If you haven’t guessed already, this happened quite some time ago, when I followed a waterfall type of approach to project management. We followed the mantra, plan the work and then work the plan, which may work some of the time, but completely ignores the realities of a rapidly changing marketplace and a competitive landscape. Our development team, and even more painfully, our customer experienced first hand something that I will never forget…
We did have a brilliant product.

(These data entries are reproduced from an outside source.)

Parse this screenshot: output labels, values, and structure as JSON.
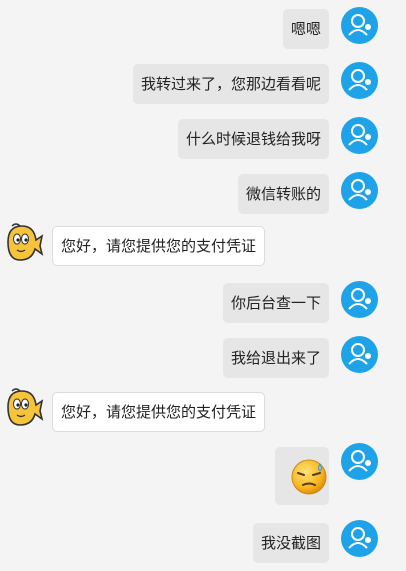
{
  "conversation": {
    "messages": [
      {
        "sender": "user",
        "text": "嗯嗯"
      },
      {
        "sender": "user",
        "text": "我转过来了，您那边看看呢"
      },
      {
        "sender": "user",
        "text": "什么时候退钱给我呀"
      },
      {
        "sender": "user",
        "text": "微信转账的"
      },
      {
        "sender": "bot",
        "text": "您好，请您提供您的支付凭证"
      },
      {
        "sender": "user",
        "text": "你后台查一下"
      },
      {
        "sender": "user",
        "text": "我给退出来了"
      },
      {
        "sender": "bot",
        "text": "您好，请您提供您的支付凭证"
      },
      {
        "sender": "user",
        "emoji": "sweat-emoji"
      },
      {
        "sender": "user",
        "text": "我没截图"
      }
    ]
  },
  "colors": {
    "user_avatar": "#1fa3e8",
    "user_bubble": "#e6e6e6",
    "bot_bubble": "#ffffff",
    "background": "#f4f4f4"
  }
}
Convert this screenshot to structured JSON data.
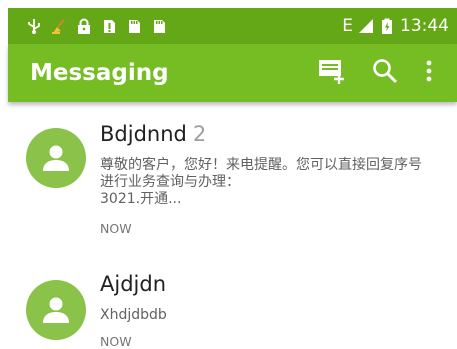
{
  "status_bar": {
    "icons_left": [
      "usb-icon",
      "cleaner-icon",
      "lock-icon",
      "sim-alert-icon",
      "sd-card-icon",
      "sd-card-icon"
    ],
    "network_label": "E",
    "time": "13:44",
    "colors": {
      "bg": "#64a818"
    }
  },
  "app_bar": {
    "title": "Messaging",
    "actions": [
      "new-message-icon",
      "search-icon",
      "overflow-menu-icon"
    ],
    "colors": {
      "bg": "#75bd22"
    }
  },
  "conversations": [
    {
      "name": "Bdjdnnd",
      "count": "2",
      "snippet_line1": "尊敬的客户，您好！来电提醒。您可以直接回复序号",
      "snippet_line2": "进行业务查询与办理：",
      "snippet_line3": "3021.开通...",
      "time": "NOW"
    },
    {
      "name": "Ajdjdn",
      "count": "",
      "snippet_line1": "Xhdjdbdb",
      "time": "NOW"
    }
  ]
}
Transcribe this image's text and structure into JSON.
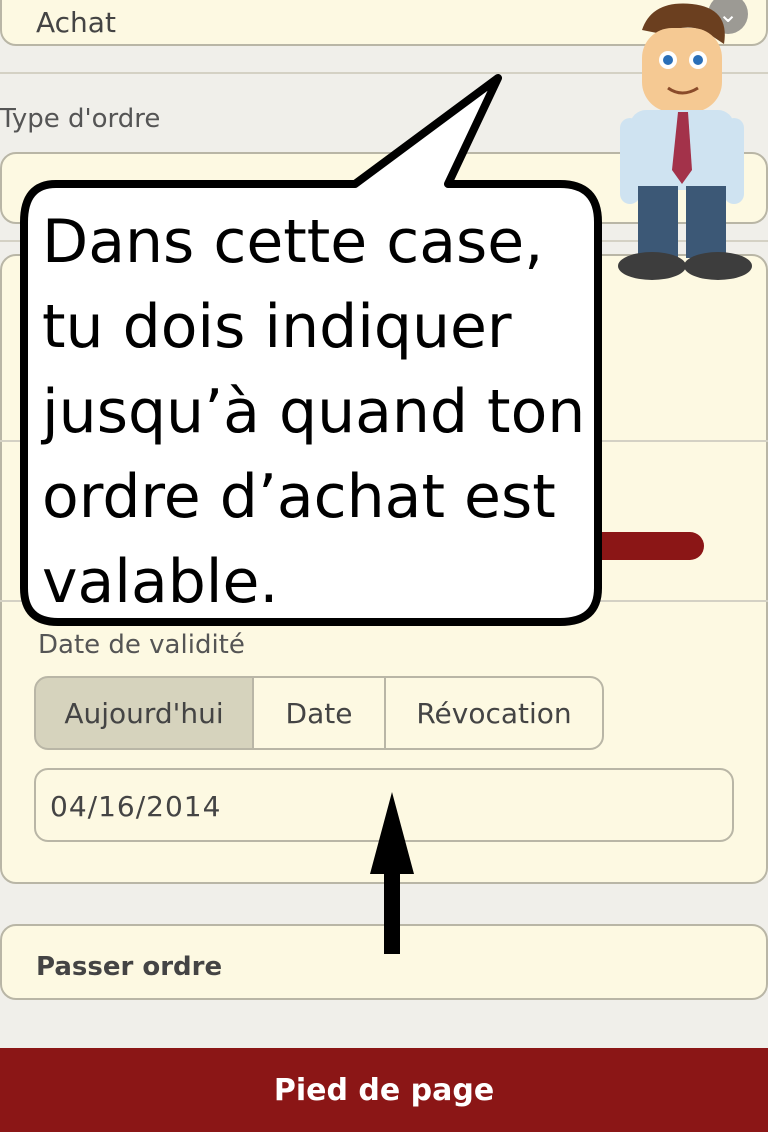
{
  "order": {
    "side_value": "Achat",
    "type_label": "Type d'ordre",
    "validity_label": "Date de validité",
    "validity_tabs": [
      {
        "label": "Aujourd'hui",
        "active": true
      },
      {
        "label": "Date",
        "active": false
      },
      {
        "label": "Révocation",
        "active": false
      }
    ],
    "date_value": "04/16/2014",
    "submit_label": "Passer ordre"
  },
  "footer": {
    "label": "Pied de page"
  },
  "tutorial": {
    "bubble_lines": [
      "Dans cette case,",
      "tu dois indiquer",
      "jusqu’à quand ton",
      "ordre d’achat est",
      "valable."
    ]
  },
  "colors": {
    "panel_bg": "#fdf9e2",
    "footer_bg": "#8b1616",
    "active_tab_bg": "#d6d3bd"
  }
}
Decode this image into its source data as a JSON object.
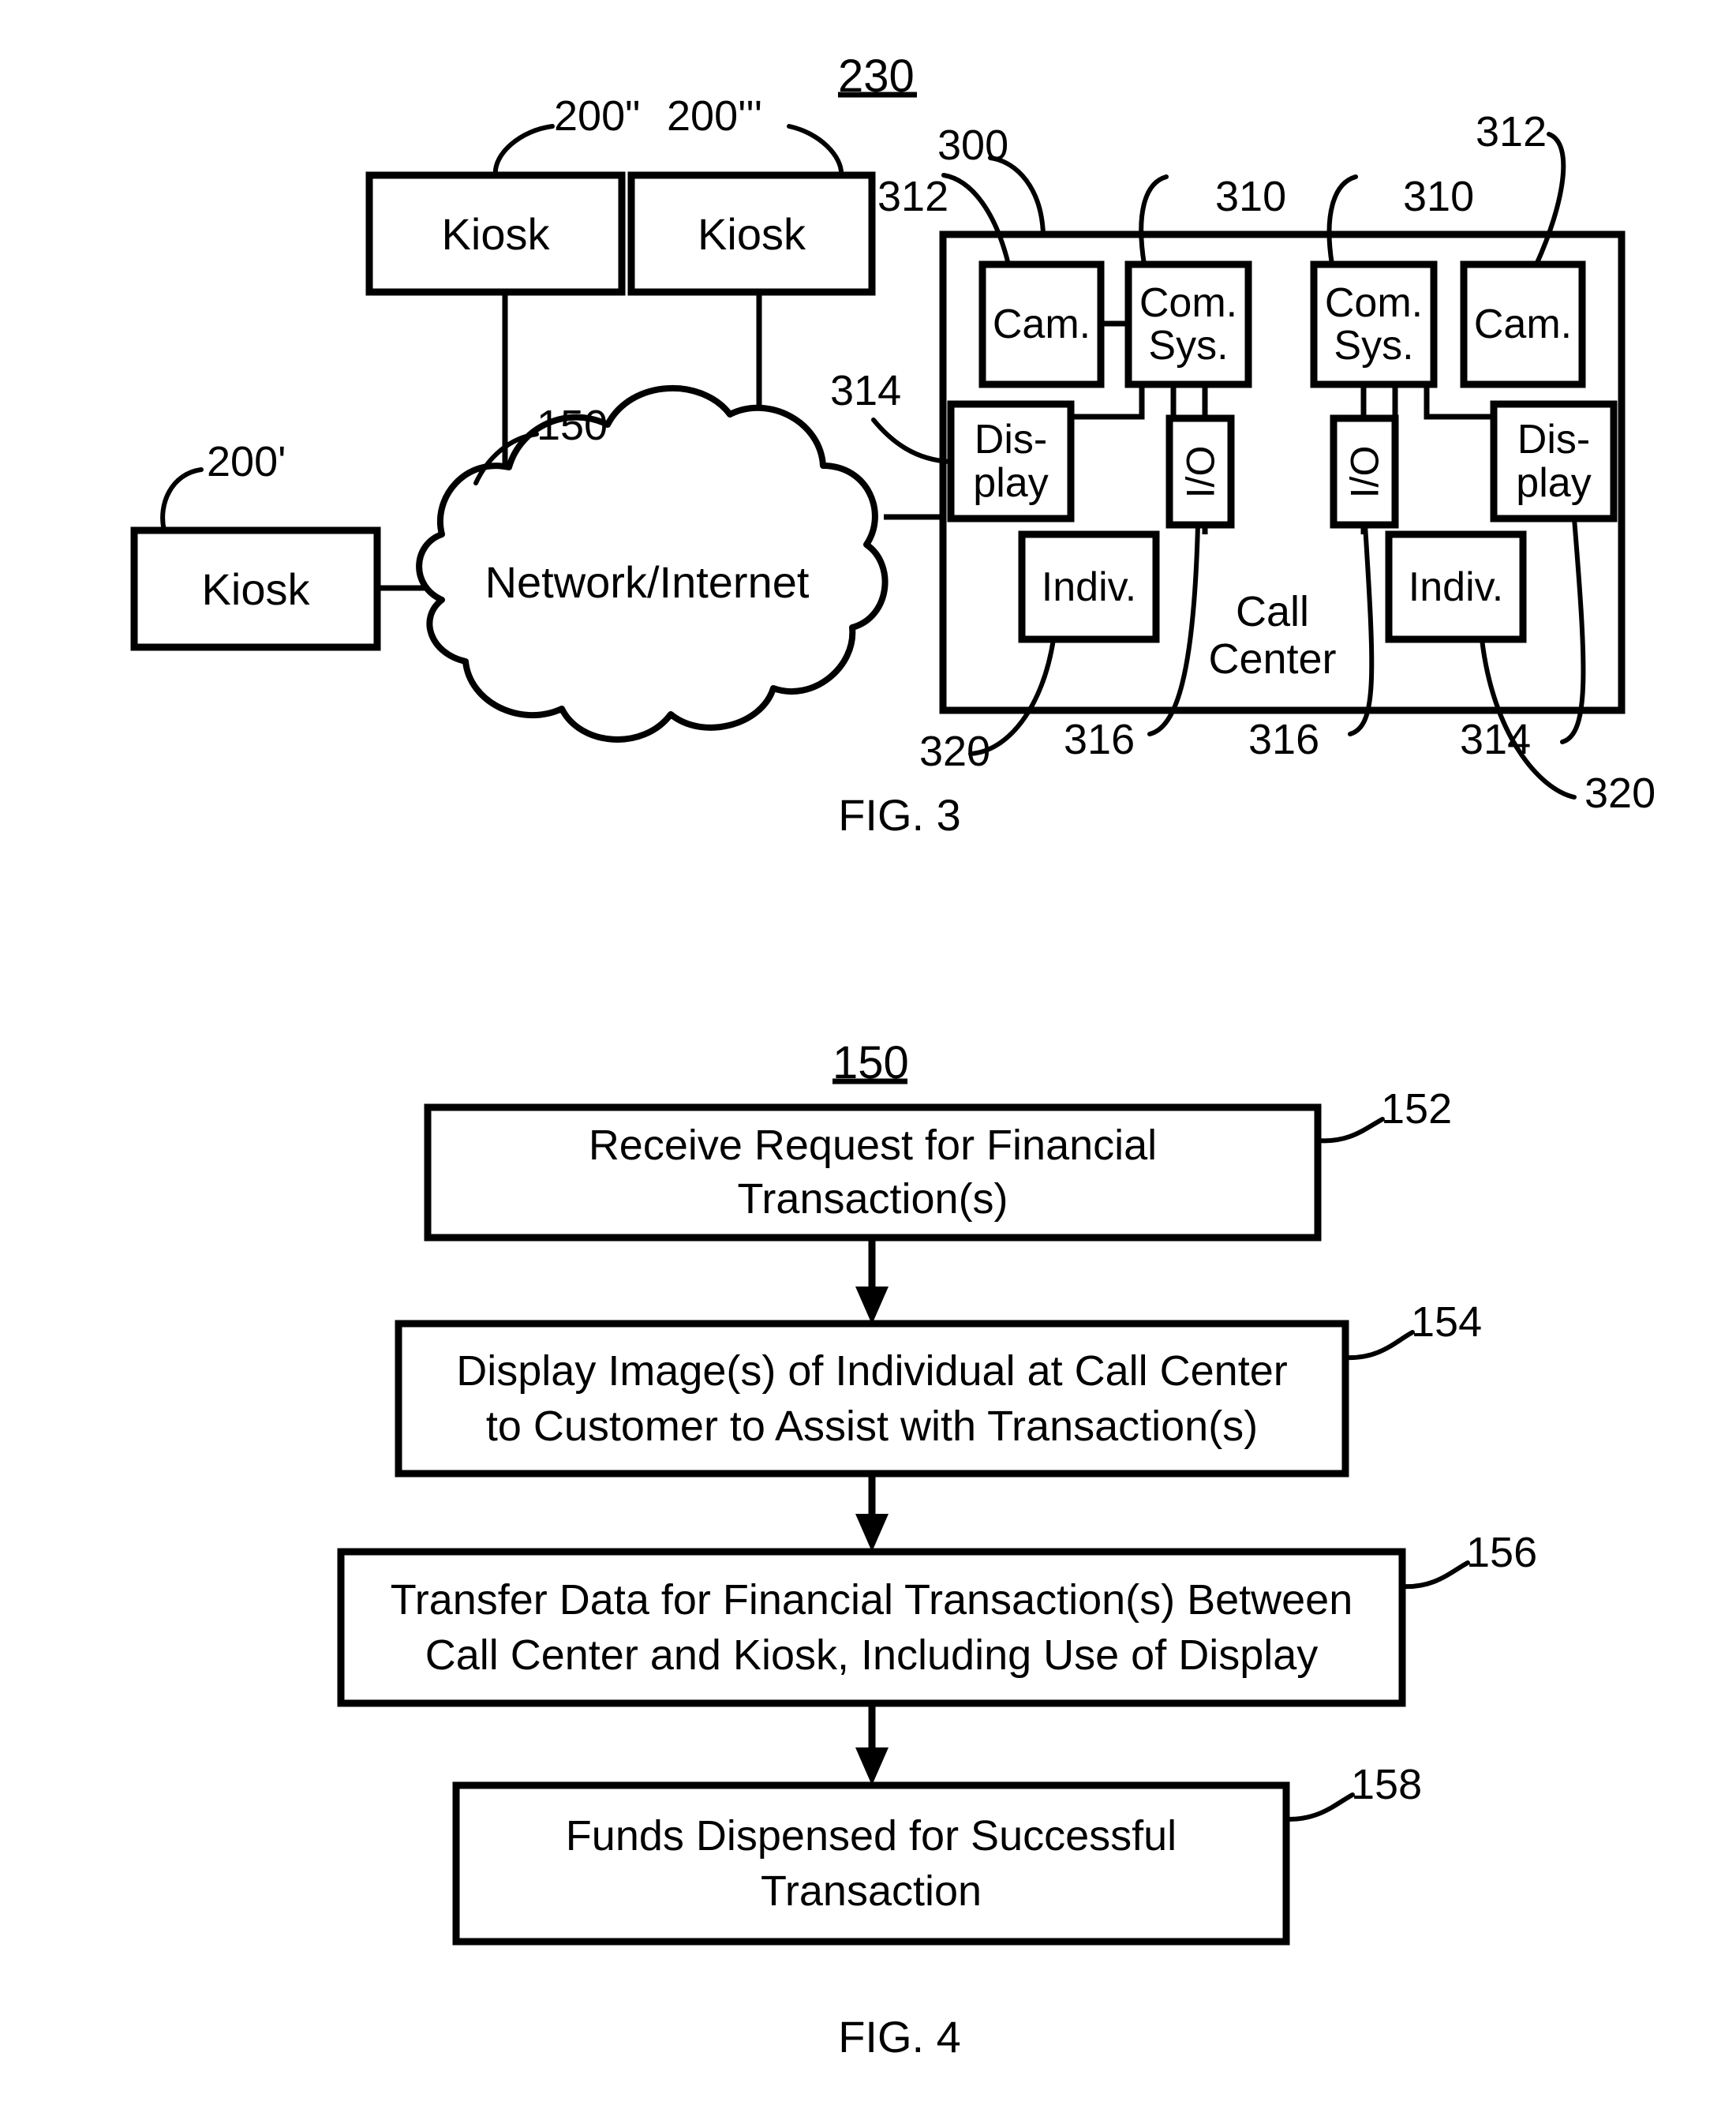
{
  "figures": [
    {
      "id": "fig3",
      "caption": "FIG. 3",
      "system_ref": "230",
      "nodes": {
        "kiosk_left": "Kiosk",
        "kiosk_mid": "Kiosk",
        "kiosk_right": "Kiosk",
        "network": "Network/Internet",
        "call_center": "Call Center",
        "cam_left": "Cam.",
        "cam_right": "Cam.",
        "comsys_left": "Com. Sys.",
        "comsys_left_line1": "Com.",
        "comsys_left_line2": "Sys.",
        "comsys_right_line1": "Com.",
        "comsys_right_line2": "Sys.",
        "display_left_line1": "Dis-",
        "display_left_line2": "play",
        "display_right_line1": "Dis-",
        "display_right_line2": "play",
        "io_left": "I/O",
        "io_right": "I/O",
        "indiv_left": "Indiv.",
        "indiv_right": "Indiv.",
        "call_center_line1": "Call",
        "call_center_line2": "Center"
      },
      "ref_numerals": {
        "kiosk_left": "200'",
        "kiosk_mid": "200\"",
        "kiosk_right": "200'''",
        "network": "150",
        "call_center_box": "300",
        "cam_left": "312",
        "cam_right": "312",
        "comsys_left": "310",
        "comsys_right": "310",
        "display_left": "314",
        "display_right": "314",
        "io_left": "316",
        "io_right": "316",
        "indiv_left": "320",
        "indiv_right": "320"
      }
    },
    {
      "id": "fig4",
      "caption": "FIG. 4",
      "method_ref": "150",
      "steps": [
        {
          "ref": "152",
          "line1": "Receive Request for Financial",
          "line2": "Transaction(s)"
        },
        {
          "ref": "154",
          "line1": "Display Image(s) of Individual at Call Center",
          "line2": "to Customer to Assist with Transaction(s)"
        },
        {
          "ref": "156",
          "line1": "Transfer Data for Financial Transaction(s) Between",
          "line2": "Call Center and Kiosk, Including Use of Display"
        },
        {
          "ref": "158",
          "line1": "Funds Dispensed for Successful",
          "line2": "Transaction"
        }
      ]
    }
  ],
  "colors": {
    "ink": "#000000",
    "paper": "#ffffff"
  }
}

But that brilliant product existed only in the imaginations of those with the idea to build it. If we could have snapped our fingers and instantaneously had this product available, it likely would have been successful, but we couldn’t, and it wasn’t. It took time to plan and then build this product, during which time the anticipated customer base that we believed would want our product had changed their needs and wants, essentially killing our product before we even completed it. The hand held devices and all of the project documentation eventually made their way into a large cardboard box, which shortly thereafter was used to support my personal office printer. It was somewhat devastating the day that I realized that what we had ultimately built and delivered was a $788,217 printer stand.
What does building the world’s most expensive printer stand have to do with agile teams?
Agile teams recognize that in order to truly define our efforts as successful, we must to do more than simply meet budget, schedule, and scope obligations. We must keep our eye on the bigger picture, which means that we may need to change course mid-way through a project. We must do this if we believe that the ultimate destination for our product will be better. Had we kept our eye on the marketplace, had we been more keenly aware of the shifting winds that were all around us, we could have responded by modifying our design, usability, and primary use of the product we were building. We could have had a chance to meet the needs of the market with a product that suited those requirements. But the only requirements we focused on, the only requirements that guided our efforts were those requirements defined months before we would ever be ready to deliver. The world was changing all around us, but no one cared to watch. Or perhaps even worse, no one watching cared.
Agile teams embrace change. Change happens, and when it doesn’t, it is more likely that you simply are not in tune with change that would guide you to a better result. I remember back in those dark waterfall days thinking that if changed happened, it would be bad news, something to worry about. My approach in today’s agile environment is just the opposite, if I have not been aware of any change throughout the course of the project, I worry that I may be missing the changing needs and wants that will translate to a more successful product.
You may have experienced building your own exorbitantly priced printer stand, but don’t worry. These experiences that don’t kill us (or our careers) only make us stronger and smarter, so long as we listen to what our experience is telling us. My experience was a great instructor, showing me clearly that in today’s rapidly changing software development environment to ignore a shifting market landscape, to believe that a static world is waiting while we develop, or to pretend that change doesn’t happen, will only result in something less than the success that may have been possible. In order to survive and thrive, we must adapt.
In order to truly be agile, we must expect change to happen. And when it happens, we can greet it with a smile, knowing that a better outcome is now possible.